The Selkie story is in fact very old oral history, describing the Sami kayakers and how they appeared to the Hebridean islanders, as they stepped out of their seal skin kayaks and jackets and became men and women, sometimes falling in love with islanders and getting married.
Some families in the Hebridean islands are known as the children of seal peoples, such as clan MacOdrum. Due to the clearances there are now no more MacOdrums left in Scotland, but I have begun to contact some of the remaining descendants in the US and Canada. This family really does have the sea people gene! They are probably partly descended from Samis who kayaked down from Norway hundreds of years ago.
Sometimes these visitors to the Scottish coasts were described as mermaids. There is a famous mermaid funeral recorded on Uist in 1830, with people claiming to have seen and touched the body –a scene that I used in the novel. The idea for The Sea House began with a letter sent to the Times in London in 1809 reporting a mermaid sighting by a Scots schoolmaster. There were many such sightings, and it isn’t so surprising when you think how the Sami kayakers must have appeared to people who’d never seen a kayak before. The kayak would become waterlogged at the end of the day and sink just below the sea surface, so all you would see was a skin-clad half figure with a tail-like appendage wavering in the water!
200 years ago the sightings stopped - exactly the date when the Sea Sami disappeared. By then, along with those of the Viking invaders, Sami genes were a part of the Scots heritage.
And it’s a heritage that has carried across the Atlantic. Walking around in the US and Canada today will be descendants of mermaids and selkies, whose ancestors’ genes are not only Scots but also part Norwegian Sea Sami.

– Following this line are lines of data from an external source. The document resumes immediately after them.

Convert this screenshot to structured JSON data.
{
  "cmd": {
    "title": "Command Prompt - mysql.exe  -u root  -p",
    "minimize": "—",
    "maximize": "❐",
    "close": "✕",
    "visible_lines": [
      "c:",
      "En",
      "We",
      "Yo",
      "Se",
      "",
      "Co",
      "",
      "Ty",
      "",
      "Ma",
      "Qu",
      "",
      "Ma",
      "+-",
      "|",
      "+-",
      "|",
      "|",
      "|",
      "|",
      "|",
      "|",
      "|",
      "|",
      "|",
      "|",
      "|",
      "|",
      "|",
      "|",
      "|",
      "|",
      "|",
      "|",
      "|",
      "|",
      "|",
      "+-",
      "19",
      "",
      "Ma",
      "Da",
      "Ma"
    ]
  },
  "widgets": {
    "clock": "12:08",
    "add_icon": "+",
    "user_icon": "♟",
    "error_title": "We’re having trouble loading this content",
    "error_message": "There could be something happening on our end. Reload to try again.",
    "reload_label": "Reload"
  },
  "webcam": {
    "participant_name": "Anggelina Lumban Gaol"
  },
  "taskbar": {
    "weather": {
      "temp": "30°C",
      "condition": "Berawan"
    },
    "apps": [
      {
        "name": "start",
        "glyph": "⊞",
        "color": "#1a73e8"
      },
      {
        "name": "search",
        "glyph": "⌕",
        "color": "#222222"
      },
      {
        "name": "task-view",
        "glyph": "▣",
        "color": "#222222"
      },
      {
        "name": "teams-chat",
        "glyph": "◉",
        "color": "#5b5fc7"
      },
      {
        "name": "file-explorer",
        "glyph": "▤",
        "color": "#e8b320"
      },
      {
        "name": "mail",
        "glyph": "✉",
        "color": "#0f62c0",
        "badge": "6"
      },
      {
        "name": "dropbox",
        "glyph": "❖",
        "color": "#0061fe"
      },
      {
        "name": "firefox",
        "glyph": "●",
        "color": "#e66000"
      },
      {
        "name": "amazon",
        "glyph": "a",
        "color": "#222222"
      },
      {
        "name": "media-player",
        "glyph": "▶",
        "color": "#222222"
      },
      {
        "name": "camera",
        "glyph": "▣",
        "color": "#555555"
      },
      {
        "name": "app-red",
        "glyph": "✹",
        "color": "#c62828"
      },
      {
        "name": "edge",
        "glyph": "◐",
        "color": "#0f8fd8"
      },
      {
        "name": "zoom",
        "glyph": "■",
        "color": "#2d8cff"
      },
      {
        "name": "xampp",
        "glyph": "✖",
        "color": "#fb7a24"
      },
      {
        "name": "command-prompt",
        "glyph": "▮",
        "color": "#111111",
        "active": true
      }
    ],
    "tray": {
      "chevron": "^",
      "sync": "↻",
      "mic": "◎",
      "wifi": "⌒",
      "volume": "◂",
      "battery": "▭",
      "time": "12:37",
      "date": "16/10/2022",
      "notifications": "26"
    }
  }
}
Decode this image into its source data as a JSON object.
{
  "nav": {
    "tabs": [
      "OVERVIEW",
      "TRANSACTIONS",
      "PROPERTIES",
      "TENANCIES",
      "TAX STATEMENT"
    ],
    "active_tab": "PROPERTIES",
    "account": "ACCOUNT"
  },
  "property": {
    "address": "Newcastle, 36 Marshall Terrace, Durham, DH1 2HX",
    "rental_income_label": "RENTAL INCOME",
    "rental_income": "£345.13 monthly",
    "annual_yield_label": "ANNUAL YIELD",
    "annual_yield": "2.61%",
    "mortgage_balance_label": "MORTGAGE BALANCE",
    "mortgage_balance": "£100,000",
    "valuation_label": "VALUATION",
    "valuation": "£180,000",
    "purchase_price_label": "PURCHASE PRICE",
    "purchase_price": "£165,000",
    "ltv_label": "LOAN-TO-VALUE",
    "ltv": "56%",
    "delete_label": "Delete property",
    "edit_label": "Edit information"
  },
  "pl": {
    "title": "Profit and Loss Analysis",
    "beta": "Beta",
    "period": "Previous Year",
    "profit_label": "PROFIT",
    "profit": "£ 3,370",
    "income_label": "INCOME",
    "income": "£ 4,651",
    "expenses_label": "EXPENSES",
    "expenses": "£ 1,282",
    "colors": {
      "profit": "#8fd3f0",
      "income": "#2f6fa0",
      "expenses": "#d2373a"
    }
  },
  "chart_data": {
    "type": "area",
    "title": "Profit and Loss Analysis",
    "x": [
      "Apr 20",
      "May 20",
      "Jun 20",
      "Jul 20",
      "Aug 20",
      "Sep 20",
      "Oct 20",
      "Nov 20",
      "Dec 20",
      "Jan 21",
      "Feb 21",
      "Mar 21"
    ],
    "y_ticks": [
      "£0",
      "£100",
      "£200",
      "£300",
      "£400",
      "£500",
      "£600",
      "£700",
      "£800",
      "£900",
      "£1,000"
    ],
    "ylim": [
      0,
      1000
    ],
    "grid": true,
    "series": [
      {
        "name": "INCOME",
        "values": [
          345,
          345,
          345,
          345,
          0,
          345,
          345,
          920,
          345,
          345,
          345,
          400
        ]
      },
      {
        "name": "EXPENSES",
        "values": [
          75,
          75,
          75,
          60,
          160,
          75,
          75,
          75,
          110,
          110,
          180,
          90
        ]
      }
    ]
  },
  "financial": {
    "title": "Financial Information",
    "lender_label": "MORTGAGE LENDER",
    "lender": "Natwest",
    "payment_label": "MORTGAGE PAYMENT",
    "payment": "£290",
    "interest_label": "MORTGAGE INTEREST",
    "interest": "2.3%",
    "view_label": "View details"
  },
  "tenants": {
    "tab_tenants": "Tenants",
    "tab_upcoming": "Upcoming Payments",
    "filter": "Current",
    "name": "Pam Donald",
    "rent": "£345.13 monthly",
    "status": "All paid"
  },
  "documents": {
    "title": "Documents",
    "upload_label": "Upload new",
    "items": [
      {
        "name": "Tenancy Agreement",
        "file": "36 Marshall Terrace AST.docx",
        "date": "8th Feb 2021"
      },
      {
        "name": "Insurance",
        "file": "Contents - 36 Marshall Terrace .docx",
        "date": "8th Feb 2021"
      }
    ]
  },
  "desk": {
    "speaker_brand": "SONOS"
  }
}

The Sea House also explores the power of story, both to heal and to pass on actual history. Although the book is written as a quite gothic mystery, all the facts are from research and I hope will give the reader a feel for the experiences of the clearance years in Scotland, and of crofting life in the Hebridean islands – and of course a glimpse of the lost Sea Sami and their Eskimo style technology.
Here is Julie Fowlis who sang the Gaelic tracks on Brave singing a song written by MacOdrum, the famous bard.
Elisabeth ~ thank you for sharing this fascinating glimpse into a forgotten world and for giving so generously of your time.
Elisabeth is very generously giving away copies of The Sea House to 2 lucky US readers of this blog
And also a copy of Secrets of the Sea House to one lucky UK reader.
Enter this giveaway